While the company’s inference chip, Goya, set records for ResNet-50 inference back in September 2018, the new training chip, Gaudi, offers similar high performance. Gaudi can process 1650 images per second at a batch size of 64 when training a ResNet-50 network, which Habana claims is a new world record for this benchmark. This throughput is delivered at 140W power consumption, also a substantial advantage versus competing solutions, according to the company.
Impressive, but is Habana’s architecture designed specifically to beat the ResNet-50 benchmark, or will it offer similar throughput advantages for other types of neural networks?
“There is nothing in the architecture that limits it to be a ResNet-50 machine, not at all,” said Eitan Medina, Habana Labs’ Chief Business Officer. “A company like Facebook wouldn’t have spent the time to integrate Goya [into its Glow machine learning compiler] if it was just a ResNet-50 machine… Our customers are implementing Goya in anything from vision processing to recommendation systems – many, many types of applications.”
The new Gaudi training chip joins the Goya inference chip in the Habana portfolio. Similar to Goya, Gaudi also has eight VLIW SIMD (very long instruction word, single instruction multiple data) vector processor cores, which it calls tensor processor cores (TPC), that are specially designed for AI workloads. The differences include the types of data supported – while both are mixed precision, Goya focuses on integer multipliers, while Gaudi has higher emphasis on more precise data formats such as BF16 and FP32.
The high-level architecture of Habana Labs’ Gaudi processor. (Source: Habana Labs)
“The TPC core itself is also different. By now this is a second generation of the TPC core, a VLIW machine designed from scratch with our instruction set,” said Medina. “The training chip also has a different type of memory. With Goya, we have DDR4 memory, with Gaudi, we have four HBM2 (high bandwidth memory, second generation) memories. So, it’s a different balance of throughput and on-chip memory compared to Goya.”
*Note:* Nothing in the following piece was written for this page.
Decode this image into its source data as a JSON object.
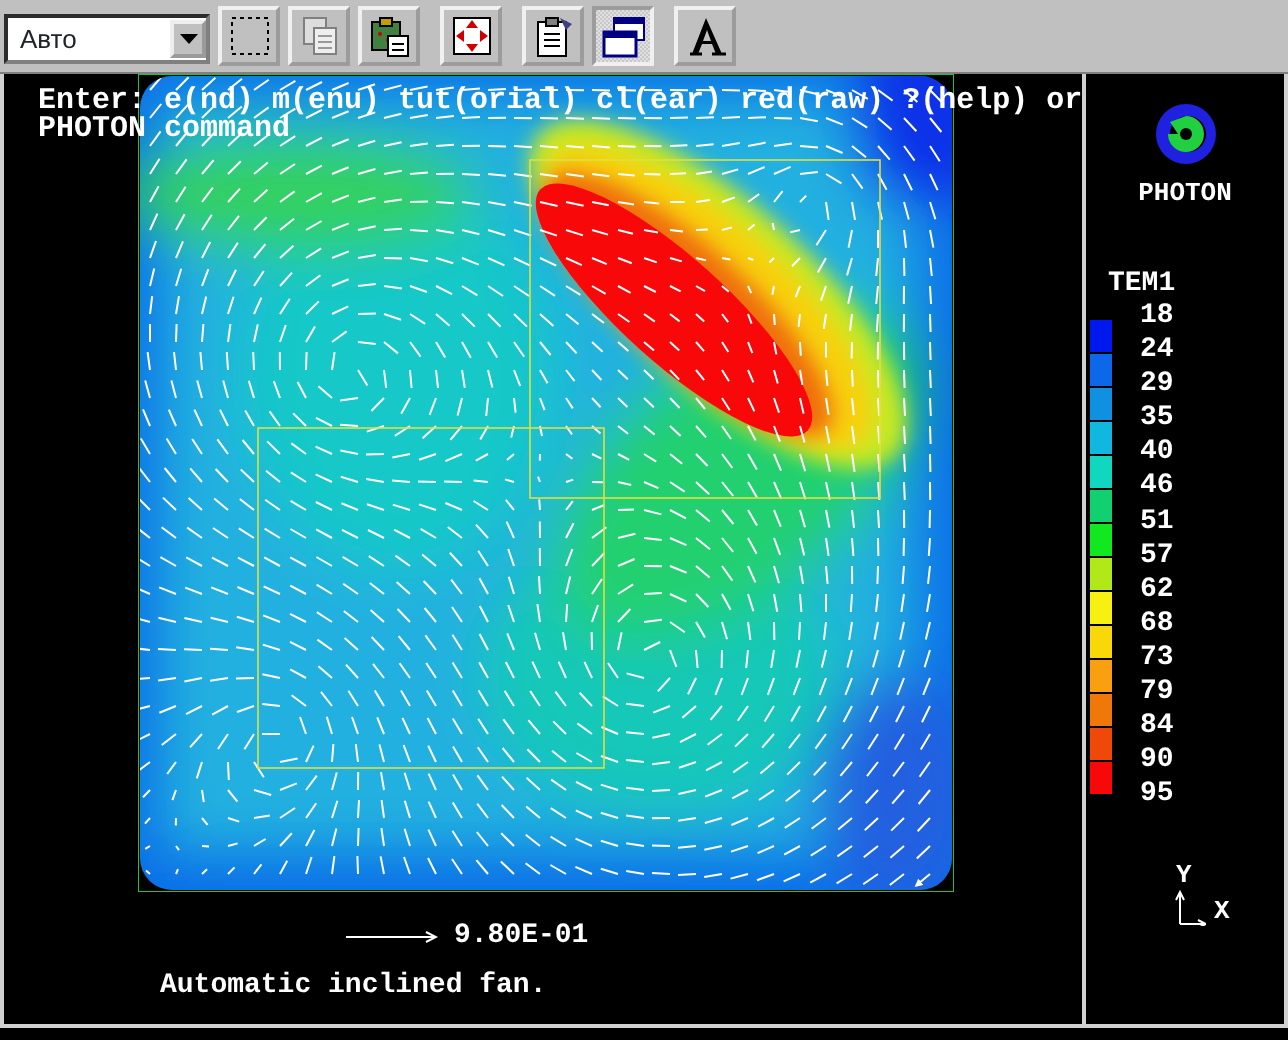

Gaudi comes on an OCP (Open Computer Project) accelerator model-compatible mezzanine accelerator card with 32GB of HBM2 memory (HL-205), or in an eight-card supercomputer box for datacentres (HLS-1). While the exact amount of on-chip memory wasn’t disclosed – other than describing it as substantial – Medina said, “The training solution has an incredible amount of throughput to the HBM2s, so we are not that sensitive to on-chip memory size, and we designed the specialised memory controller to deliver 1 TB/s of throughput, that’s very high throughput for any scale of processor.”
Habana Labs HLS-1 system combines eight Gaudi accelerator cards. (Source: Habana Labs)
Habana’s software stack, SynapseAI, directly interfaces with deep learning frameworks such as TensorFlow, PyTorch, and Caffe2. There is also a complete programming toolchain for the TPC.